## Supplied material
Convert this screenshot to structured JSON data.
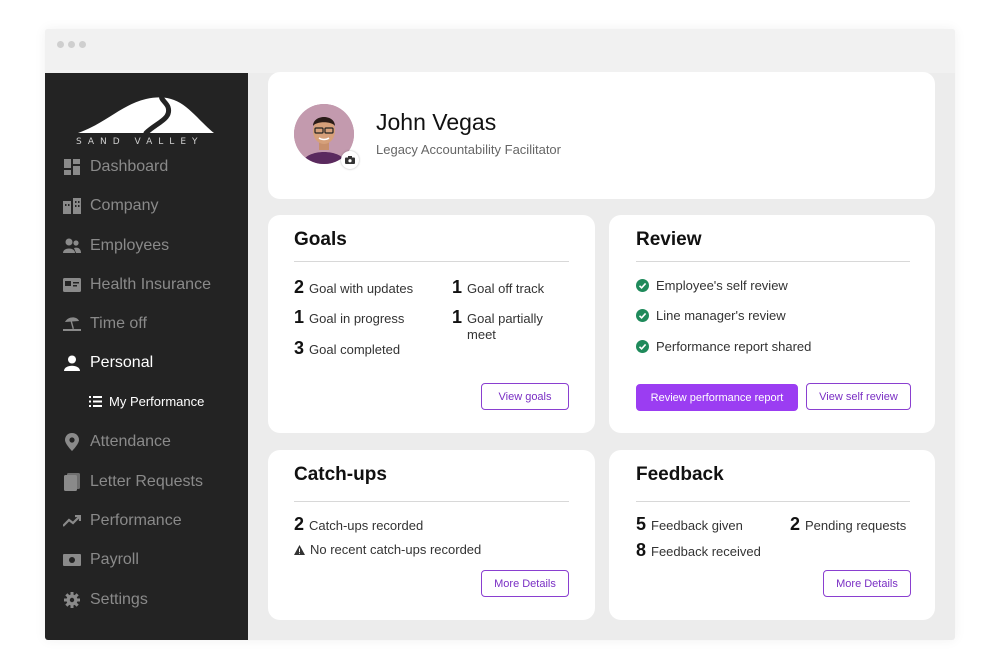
{
  "brand": {
    "logo_text": "SAND VALLEY"
  },
  "sidebar": {
    "items": [
      {
        "label": "Dashboard",
        "icon": "dashboard-icon"
      },
      {
        "label": "Company",
        "icon": "buildings-icon"
      },
      {
        "label": "Employees",
        "icon": "people-icon"
      },
      {
        "label": "Health Insurance",
        "icon": "card-icon"
      },
      {
        "label": "Time off",
        "icon": "beach-icon"
      },
      {
        "label": "Personal",
        "icon": "user-icon",
        "active": true
      },
      {
        "label": "Attendance",
        "icon": "pin-icon"
      },
      {
        "label": "Letter Requests",
        "icon": "document-icon"
      },
      {
        "label": "Performance",
        "icon": "trend-icon"
      },
      {
        "label": "Payroll",
        "icon": "money-icon"
      },
      {
        "label": "Settings",
        "icon": "gear-icon"
      }
    ],
    "sub_item": {
      "label": "My Performance",
      "icon": "list-icon"
    }
  },
  "profile": {
    "name": "John Vegas",
    "title": "Legacy Accountability Facilitator"
  },
  "goals": {
    "title": "Goals",
    "stats": [
      {
        "num": "2",
        "label": "Goal with updates"
      },
      {
        "num": "1",
        "label": "Goal in progress"
      },
      {
        "num": "3",
        "label": "Goal completed"
      },
      {
        "num": "1",
        "label": "Goal off track"
      },
      {
        "num": "1",
        "label": "Goal partially meet"
      }
    ],
    "button": "View goals"
  },
  "review": {
    "title": "Review",
    "items": [
      "Employee's self review",
      "Line manager's review",
      "Performance report shared"
    ],
    "primary_button": "Review performance report",
    "secondary_button": "View self review"
  },
  "catchups": {
    "title": "Catch-ups",
    "recorded_num": "2",
    "recorded_label": "Catch-ups recorded",
    "warning": "No recent catch-ups recorded",
    "button": "More Details"
  },
  "feedback": {
    "title": "Feedback",
    "stats": [
      {
        "num": "5",
        "label": "Feedback given"
      },
      {
        "num": "8",
        "label": "Feedback received"
      },
      {
        "num": "2",
        "label": "Pending requests"
      }
    ],
    "button": "More Details"
  },
  "colors": {
    "accent": "#9b3df2",
    "sidebar_bg": "#232323",
    "check_green": "#1f8a5b"
  }
}
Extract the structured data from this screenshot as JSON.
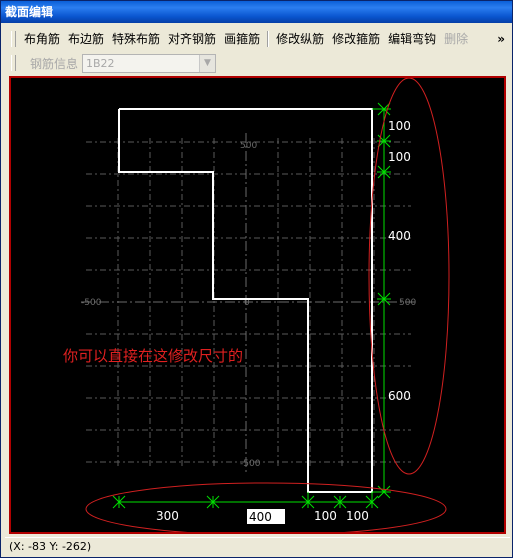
{
  "window": {
    "title": "截面编辑"
  },
  "toolbar": {
    "buttons": [
      "布角筋",
      "布边筋",
      "特殊布筋",
      "对齐钢筋",
      "画箍筋",
      "修改纵筋",
      "修改箍筋",
      "编辑弯钩",
      "删除"
    ],
    "more": "»"
  },
  "toolbar2": {
    "label": "钢筋信息",
    "combo_value": "1B22"
  },
  "canvas": {
    "axis_labels": {
      "top": "500",
      "left": "-500",
      "right": "500",
      "center": "0",
      "bottom": "-500"
    },
    "right_dims": [
      "100",
      "100",
      "400",
      "600"
    ],
    "bottom_dims": [
      "300",
      "100",
      "100"
    ],
    "bottom_input_value": "400",
    "annotation": "你可以直接在这修改尺寸的",
    "colors": {
      "background": "#000000",
      "outline": "#ffffff",
      "dimension": "#00ff00",
      "grid": "#606060",
      "annotation": "#e02020",
      "frame": "#b00000"
    }
  },
  "status": {
    "coords": "(X: -83 Y: -262)"
  }
}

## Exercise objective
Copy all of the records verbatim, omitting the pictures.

## Exercise response
Convert this screenshot to structured JSON data.
{
  "brand": {
    "logo_text": "SAND VALLEY"
  },
  "sidebar": {
    "items": [
      {
        "label": "Dashboard",
        "icon": "dashboard-icon"
      },
      {
        "label": "Company",
        "icon": "buildings-icon"
      },
      {
        "label": "Employees",
        "icon": "people-icon"
      },
      {
        "label": "Health Insurance",
        "icon": "card-icon"
      },
      {
        "label": "Time off",
        "icon": "beach-icon"
      },
      {
        "label": "Personal",
        "icon": "user-icon",
        "active": true
      },
      {
        "label": "Attendance",
        "icon": "pin-icon"
      },
      {
        "label": "Letter Requests",
        "icon": "document-icon"
      },
      {
        "label": "Performance",
        "icon": "trend-icon"
      },
      {
        "label": "Payroll",
        "icon": "money-icon"
      },
      {
        "label": "Settings",
        "icon": "gear-icon"
      }
    ],
    "sub_item": {
      "label": "My Performance",
      "icon": "list-icon"
    }
  },
  "profile": {
    "name": "John Vegas",
    "title": "Legacy Accountability Facilitator"
  },
  "goals": {
    "title": "Goals",
    "stats": [
      {
        "num": "2",
        "label": "Goal with updates"
      },
      {
        "num": "1",
        "label": "Goal in progress"
      },
      {
        "num": "3",
        "label": "Goal completed"
      },
      {
        "num": "1",
        "label": "Goal off track"
      },
      {
        "num": "1",
        "label": "Goal partially meet"
      }
    ],
    "button": "View goals"
  },
  "review": {
    "title": "Review",
    "items": [
      "Employee's self review",
      "Line manager's review",
      "Performance report shared"
    ],
    "primary_button": "Review performance report",
    "secondary_button": "View self review"
  },
  "catchups": {
    "title": "Catch-ups",
    "recorded_num": "2",
    "recorded_label": "Catch-ups recorded",
    "warning": "No recent catch-ups recorded",
    "button": "More Details"
  },
  "feedback": {
    "title": "Feedback",
    "stats": [
      {
        "num": "5",
        "label": "Feedback given"
      },
      {
        "num": "8",
        "label": "Feedback received"
      },
      {
        "num": "2",
        "label": "Pending requests"
      }
    ],
    "button": "More Details"
  },
  "colors": {
    "accent": "#9b3df2",
    "sidebar_bg": "#232323",
    "check_green": "#1f8a5b"
  }
}
Extract the structured data from this screenshot as JSON.
{
  "window": {
    "title": "截面编辑"
  },
  "toolbar": {
    "buttons": [
      "布角筋",
      "布边筋",
      "特殊布筋",
      "对齐钢筋",
      "画箍筋",
      "修改纵筋",
      "修改箍筋",
      "编辑弯钩",
      "删除"
    ],
    "more": "»"
  },
  "toolbar2": {
    "label": "钢筋信息",
    "combo_value": "1B22"
  },
  "canvas": {
    "axis_labels": {
      "top": "500",
      "left": "-500",
      "right": "500",
      "center": "0",
      "bottom": "-500"
    },
    "right_dims": [
      "100",
      "100",
      "400",
      "600"
    ],
    "bottom_dims": [
      "300",
      "100",
      "100"
    ],
    "bottom_input_value": "400",
    "annotation": "你可以直接在这修改尺寸的",
    "colors": {
      "background": "#000000",
      "outline": "#ffffff",
      "dimension": "#00ff00",
      "grid": "#606060",
      "annotation": "#e02020",
      "frame": "#b00000"
    }
  },
  "status": {
    "coords": "(X: -83 Y: -262)"
  }
}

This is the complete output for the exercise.